| What is needed |
If a line in the entries contains the string "的商业案例", include that line in your answer.

"""

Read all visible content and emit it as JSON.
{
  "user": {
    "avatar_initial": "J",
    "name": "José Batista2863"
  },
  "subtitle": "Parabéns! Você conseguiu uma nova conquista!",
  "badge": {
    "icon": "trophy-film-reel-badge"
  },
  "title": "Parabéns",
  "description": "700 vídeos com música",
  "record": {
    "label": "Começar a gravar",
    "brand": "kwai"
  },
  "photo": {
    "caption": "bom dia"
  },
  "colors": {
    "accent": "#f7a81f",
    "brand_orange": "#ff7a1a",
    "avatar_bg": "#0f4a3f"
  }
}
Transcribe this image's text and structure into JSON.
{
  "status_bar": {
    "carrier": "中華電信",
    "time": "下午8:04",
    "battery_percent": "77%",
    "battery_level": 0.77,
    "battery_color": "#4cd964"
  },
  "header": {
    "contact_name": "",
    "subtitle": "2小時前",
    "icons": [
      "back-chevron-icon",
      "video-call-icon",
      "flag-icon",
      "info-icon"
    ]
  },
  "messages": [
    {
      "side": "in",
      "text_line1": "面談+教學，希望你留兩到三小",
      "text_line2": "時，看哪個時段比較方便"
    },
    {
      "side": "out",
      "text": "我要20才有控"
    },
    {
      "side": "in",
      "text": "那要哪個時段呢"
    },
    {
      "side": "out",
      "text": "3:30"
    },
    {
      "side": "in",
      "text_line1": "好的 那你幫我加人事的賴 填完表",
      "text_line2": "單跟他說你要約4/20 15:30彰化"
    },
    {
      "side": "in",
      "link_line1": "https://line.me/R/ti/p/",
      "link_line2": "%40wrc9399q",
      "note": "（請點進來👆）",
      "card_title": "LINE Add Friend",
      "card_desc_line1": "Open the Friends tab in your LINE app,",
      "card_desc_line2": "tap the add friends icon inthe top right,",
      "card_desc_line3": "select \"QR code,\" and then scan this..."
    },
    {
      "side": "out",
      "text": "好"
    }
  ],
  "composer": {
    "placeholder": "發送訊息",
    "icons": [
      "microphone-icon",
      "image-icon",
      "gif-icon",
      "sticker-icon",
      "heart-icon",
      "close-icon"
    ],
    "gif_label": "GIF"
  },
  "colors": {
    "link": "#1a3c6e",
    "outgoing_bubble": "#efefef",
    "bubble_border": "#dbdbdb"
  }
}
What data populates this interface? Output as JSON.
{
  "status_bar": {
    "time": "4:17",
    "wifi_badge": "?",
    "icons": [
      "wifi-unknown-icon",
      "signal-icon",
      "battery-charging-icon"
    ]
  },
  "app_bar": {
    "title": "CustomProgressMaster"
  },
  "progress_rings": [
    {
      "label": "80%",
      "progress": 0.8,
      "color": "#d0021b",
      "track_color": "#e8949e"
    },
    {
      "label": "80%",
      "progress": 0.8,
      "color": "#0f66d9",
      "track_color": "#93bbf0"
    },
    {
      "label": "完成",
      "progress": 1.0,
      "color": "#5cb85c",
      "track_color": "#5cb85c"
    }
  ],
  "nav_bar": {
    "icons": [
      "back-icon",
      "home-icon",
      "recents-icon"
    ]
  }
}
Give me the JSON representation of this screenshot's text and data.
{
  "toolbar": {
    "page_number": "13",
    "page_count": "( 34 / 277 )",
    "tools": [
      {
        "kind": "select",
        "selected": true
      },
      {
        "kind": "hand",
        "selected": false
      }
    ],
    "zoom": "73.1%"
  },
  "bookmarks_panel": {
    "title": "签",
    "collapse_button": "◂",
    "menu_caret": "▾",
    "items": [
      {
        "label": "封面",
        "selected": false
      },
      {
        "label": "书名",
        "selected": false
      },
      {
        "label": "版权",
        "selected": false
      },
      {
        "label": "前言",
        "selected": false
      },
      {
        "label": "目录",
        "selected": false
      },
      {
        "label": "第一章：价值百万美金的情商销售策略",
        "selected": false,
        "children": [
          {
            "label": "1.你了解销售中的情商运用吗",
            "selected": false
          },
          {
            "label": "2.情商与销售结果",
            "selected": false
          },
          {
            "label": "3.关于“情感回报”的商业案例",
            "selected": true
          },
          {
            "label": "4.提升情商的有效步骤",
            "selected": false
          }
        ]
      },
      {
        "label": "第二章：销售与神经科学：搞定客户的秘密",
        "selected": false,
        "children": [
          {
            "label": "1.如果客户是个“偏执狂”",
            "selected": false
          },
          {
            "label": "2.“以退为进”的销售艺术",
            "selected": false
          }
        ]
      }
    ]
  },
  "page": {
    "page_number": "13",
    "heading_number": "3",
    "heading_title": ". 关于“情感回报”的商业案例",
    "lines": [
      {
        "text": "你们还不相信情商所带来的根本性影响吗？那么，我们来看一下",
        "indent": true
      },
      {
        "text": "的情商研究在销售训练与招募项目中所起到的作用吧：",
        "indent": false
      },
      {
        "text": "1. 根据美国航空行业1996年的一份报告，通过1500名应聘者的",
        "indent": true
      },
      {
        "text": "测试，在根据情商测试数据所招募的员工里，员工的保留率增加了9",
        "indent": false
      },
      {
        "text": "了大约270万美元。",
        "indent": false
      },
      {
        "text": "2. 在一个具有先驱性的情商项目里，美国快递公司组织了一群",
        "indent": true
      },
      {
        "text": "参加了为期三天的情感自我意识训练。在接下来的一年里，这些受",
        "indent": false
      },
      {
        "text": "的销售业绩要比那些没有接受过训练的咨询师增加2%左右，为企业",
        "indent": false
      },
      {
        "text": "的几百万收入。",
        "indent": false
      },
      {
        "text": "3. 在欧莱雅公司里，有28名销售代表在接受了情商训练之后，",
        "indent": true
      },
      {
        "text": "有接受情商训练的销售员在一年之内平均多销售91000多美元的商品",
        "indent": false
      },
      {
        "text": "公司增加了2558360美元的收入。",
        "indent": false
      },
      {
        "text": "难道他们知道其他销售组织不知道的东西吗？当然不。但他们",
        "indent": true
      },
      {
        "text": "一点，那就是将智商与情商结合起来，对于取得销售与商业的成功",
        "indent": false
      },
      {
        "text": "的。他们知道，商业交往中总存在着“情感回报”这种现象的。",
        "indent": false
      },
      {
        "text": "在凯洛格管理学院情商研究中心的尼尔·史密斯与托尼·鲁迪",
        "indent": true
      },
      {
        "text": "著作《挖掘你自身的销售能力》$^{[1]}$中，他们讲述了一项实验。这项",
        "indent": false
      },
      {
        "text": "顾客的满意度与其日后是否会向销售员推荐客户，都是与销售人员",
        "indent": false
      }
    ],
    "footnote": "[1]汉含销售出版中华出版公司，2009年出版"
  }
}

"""

| Reply to the task |
            "label": "3.关于“情感回报”的商业案例",
    "heading_title": ". 关于“情感回报”的商业案例",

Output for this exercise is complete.